Steyer’s in, but with controversy

7:25 p.m. ET Feb. 25, 2020: Billionaire Tom Steyer will be on stage tonight. He made the cut by gaining ground in the polls in South Carolina.

According to a New York Times story, Steyer is taking heat from some who accuse him of trying to buy the South Carolina primary.

From the story: “His spending has not been without controversy. Allegations of vote-buying involving Mr. Steyer cropped up on social media last week, after the pastor of Brookland Baptist Church, one of the largest black churches in the state, announced during Sunday services that the church planned to apply for a grant from a charitable foundation established by Mr. Steyer and (his wife) Ms. Kat Taylor.”

Sanders on Castro

7:10 p.m. ET Feb. 25, 2020: Sen. Bernie Sanders will likely face criticism tonight for comments about the late Cuban dictator Fidel Castro implementing a literacy program during his regime. The comments drew angry responses, especially from some within the Cuban community in Florida.

In an interview with "60 Minutes" aired on Sunday, Sanders said that it was “unfair to simply say everything is bad" about Castro and the communist government he oversaw for decades.
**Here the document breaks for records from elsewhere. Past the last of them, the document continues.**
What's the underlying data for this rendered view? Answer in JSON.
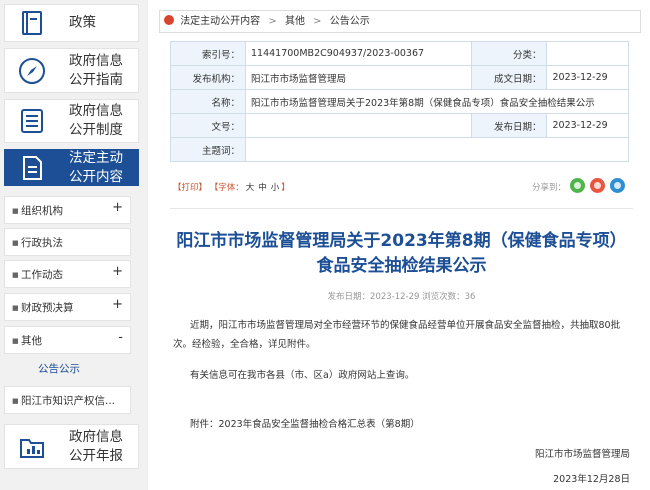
{
  "sidebar": {
    "items": [
      {
        "label": "政策",
        "icon": "policy-book-icon"
      },
      {
        "label": "政府信息\n公开指南",
        "icon": "compass-icon"
      },
      {
        "label": "政府信息\n公开制度",
        "icon": "document-list-icon"
      },
      {
        "label": "法定主动\n公开内容",
        "icon": "file-icon"
      },
      {
        "label": "政府信息\n公开年报",
        "icon": "folder-chart-icon"
      }
    ],
    "sub_items": [
      {
        "label": "组织机构",
        "toggle": "+"
      },
      {
        "label": "行政执法",
        "toggle": ""
      },
      {
        "label": "工作动态",
        "toggle": "+"
      },
      {
        "label": "财政预决算",
        "toggle": "+"
      },
      {
        "label": "其他",
        "toggle": "-"
      },
      {
        "label": "阳江市知识产权信...",
        "toggle": ""
      }
    ],
    "active_child": "公告公示",
    "active_color": "#1c4f95"
  },
  "breadcrumb": [
    "法定主动公开内容",
    "其他",
    "公告公示"
  ],
  "info": {
    "index_label": "索引号：",
    "index_value": "11441700MB2C904937/2023-00367",
    "category_label": "分类：",
    "category_value": "",
    "publisher_label": "发布机构：",
    "publisher_value": "阳江市市场监督管理局",
    "created_label": "成文日期：",
    "created_value": "2023-12-29",
    "name_label": "名称：",
    "name_value": "阳江市市场监督管理局关于2023年第8期（保健食品专项）食品安全抽检结果公示",
    "docno_label": "文号：",
    "docno_value": "",
    "published_label": "发布日期：",
    "published_value": "2023-12-29",
    "keywords_label": "主题词：",
    "keywords_value": ""
  },
  "tools": {
    "print": "【打印】",
    "font_prefix": "【字体：",
    "sizes": [
      "大",
      "中",
      "小"
    ],
    "font_suffix": "】",
    "share_label": "分享到："
  },
  "article": {
    "title": "阳江市市场监督管理局关于2023年第8期（保健食品专项）食品安全抽检结果公示",
    "meta": "发布日期：2023-12-29  浏览次数：36",
    "p1": "近期，阳江市市场监督管理局对全市经营环节的保健食品经营单位开展食品安全监督抽检，共抽取80批次。经检验，全合格，详见附件。",
    "p2": "有关信息可在我市各县（市、区a）政府网站上查询。",
    "p3": "附件：2023年食品安全监督抽检合格汇总表（第8期）",
    "signature": "阳江市市场监督管理局",
    "date": "2023年12月28日"
  }
}
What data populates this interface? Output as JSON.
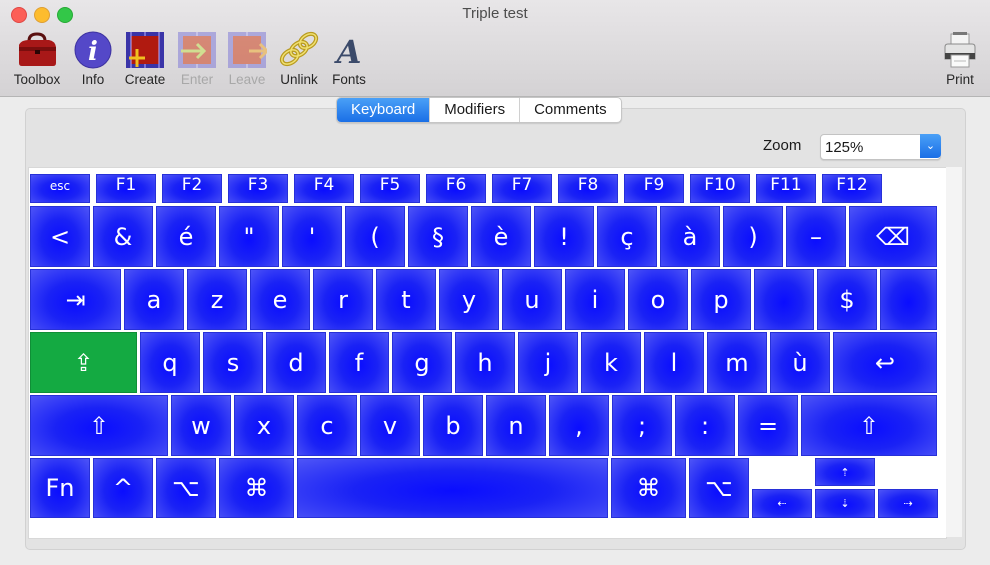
{
  "window": {
    "title": "Triple test"
  },
  "toolbar": {
    "items": [
      {
        "label": "Toolbox",
        "icon": "toolbox-icon",
        "enabled": true
      },
      {
        "label": "Info",
        "icon": "info-icon",
        "enabled": true
      },
      {
        "label": "Create",
        "icon": "create-icon",
        "enabled": true
      },
      {
        "label": "Enter",
        "icon": "enter-icon",
        "enabled": false
      },
      {
        "label": "Leave",
        "icon": "leave-icon",
        "enabled": false
      },
      {
        "label": "Unlink",
        "icon": "chain-link-icon",
        "enabled": true
      },
      {
        "label": "Fonts",
        "icon": "font-icon",
        "enabled": true
      }
    ],
    "print_label": "Print"
  },
  "tabs": [
    {
      "label": "Keyboard",
      "active": true
    },
    {
      "label": "Modifiers",
      "active": false
    },
    {
      "label": "Comments",
      "active": false
    }
  ],
  "zoom": {
    "label": "Zoom",
    "value": "125%"
  },
  "keyboard": {
    "function_row": [
      "esc",
      "F1",
      "F2",
      "F3",
      "F4",
      "F5",
      "F6",
      "F7",
      "F8",
      "F9",
      "F10",
      "F11",
      "F12"
    ],
    "row1": [
      "<",
      "&",
      "é",
      "\"",
      "'",
      "(",
      "§",
      "è",
      "!",
      "ç",
      "à",
      ")",
      "–",
      "⌫"
    ],
    "row2": [
      "⇥",
      "a",
      "z",
      "e",
      "r",
      "t",
      "y",
      "u",
      "i",
      "o",
      "p",
      "",
      "$",
      ""
    ],
    "row3": [
      "⇪",
      "q",
      "s",
      "d",
      "f",
      "g",
      "h",
      "j",
      "k",
      "l",
      "m",
      "ù",
      "↩"
    ],
    "row4": [
      "⇧",
      "w",
      "x",
      "c",
      "v",
      "b",
      "n",
      ",",
      ";",
      ":",
      "=",
      "⇧"
    ],
    "row5": [
      "Fn",
      "^",
      "⌥",
      "⌘",
      "",
      "⌘",
      "⌥"
    ],
    "arrows": {
      "up": "⇡",
      "left": "⇠",
      "down": "⇣",
      "right": "⇢"
    },
    "highlighted_key": "⇪",
    "key_color": "#1a22f5",
    "highlight_color": "#14aa42"
  }
}
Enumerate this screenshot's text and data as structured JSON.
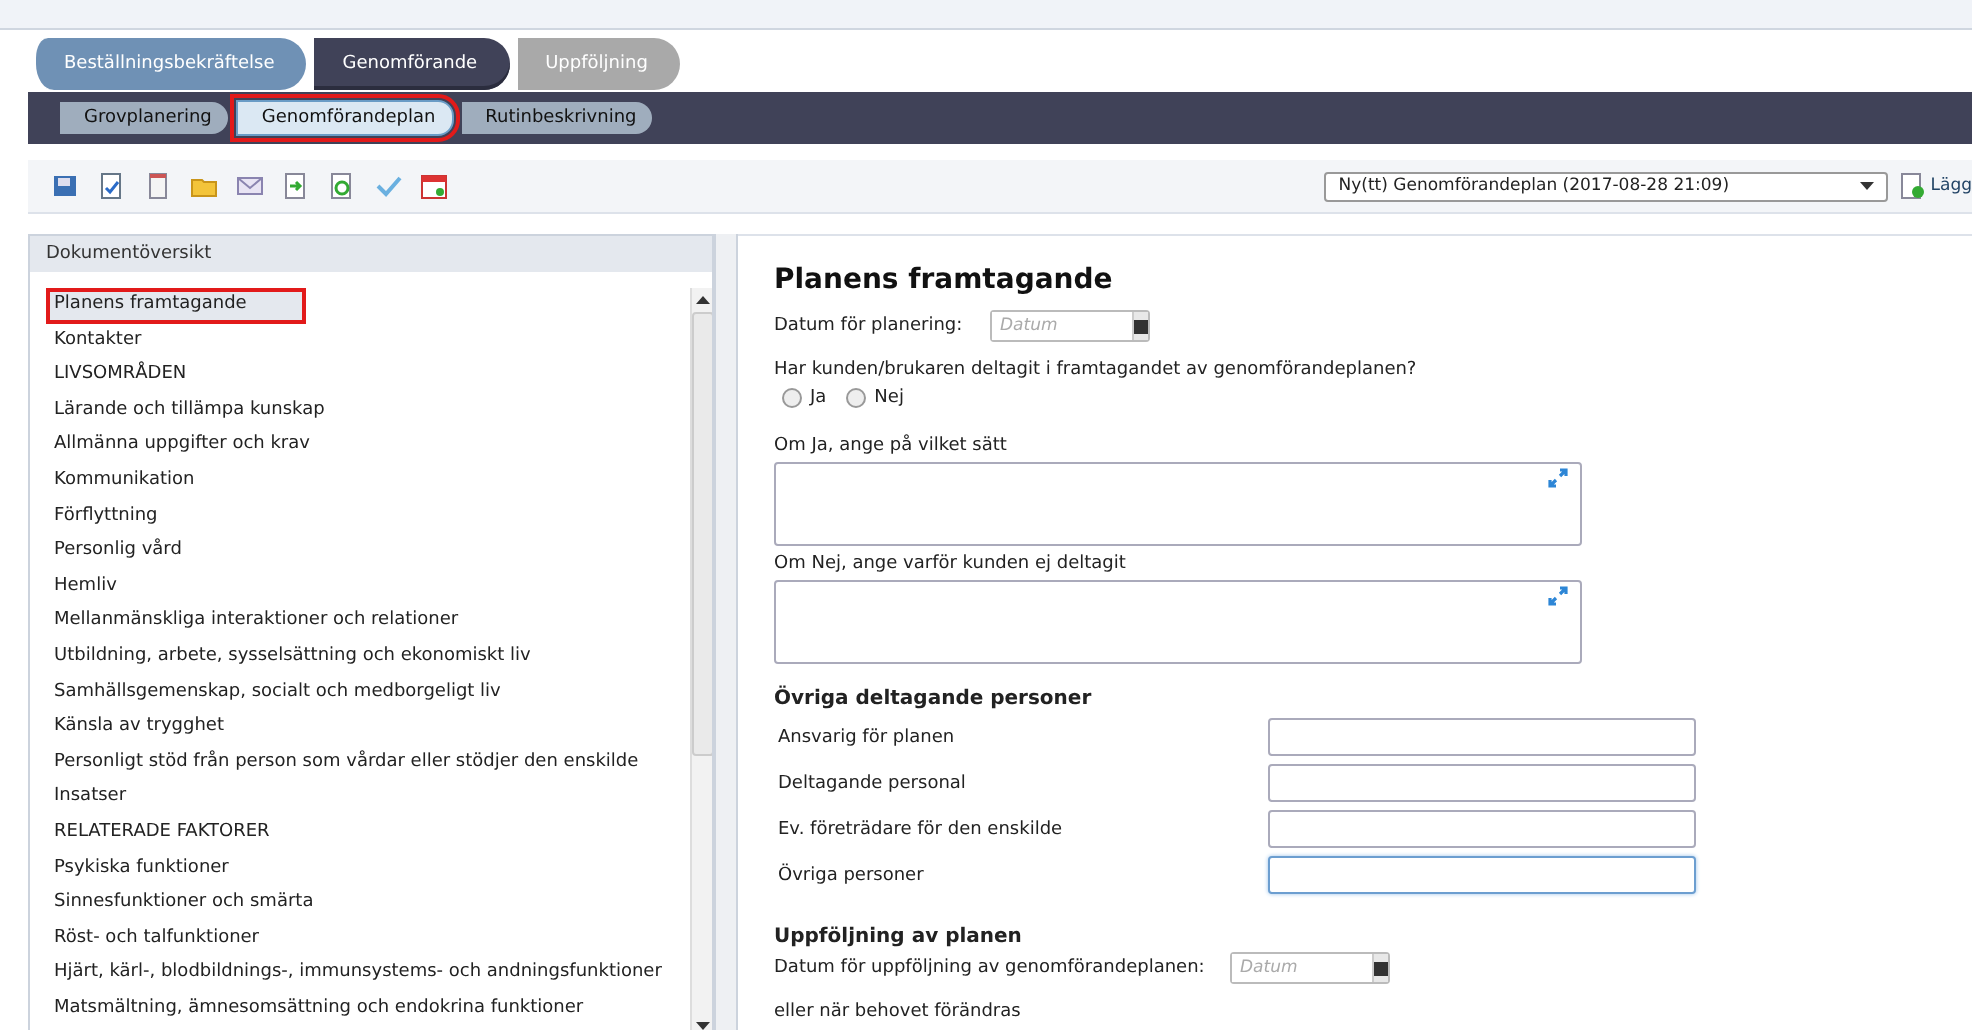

Those in Florida and elsewhere reminded Sanders that Castro was known for killing his rivals and imprisoning those who spoke out against his government.

Given a chance Monday to explain his remarks, Sanders instead doubled down on his position in a CNN town hall. “Truth is truth," Sanders said.

Pete gets the nod

6:48 p.m. ET Feb. 25, 2020: The State, South Carolina’s second-biggest paper, has endorsed Pete Buttigieg for the Democratic nomination, saying his “aspirational yet realistic plans” make him the best choice for nominee.

Live updates are beginning

6:30 p.m. ET Feb. 25, 2020: Welcome to live updates! The debate will begin at 8 p.m. ET and last for about two hours. Seven Democratic candidates will take part. If it’s anything like last week’s debate, you may want to buckle your seatbelt.

Democratic presidential candidate Sen. Bernie Sanders, I-Vt., speaks during First in the South Dinner, Monday, Feb. 24, 2020, in Charleston, S.C.
Democratic presidential candidate Sen. Bernie Sanders, I-Vt., speaks during First in the South Dinner, Monday, Feb. 24, 2020, in Charleston, S.C. (Matt Rourke/AP)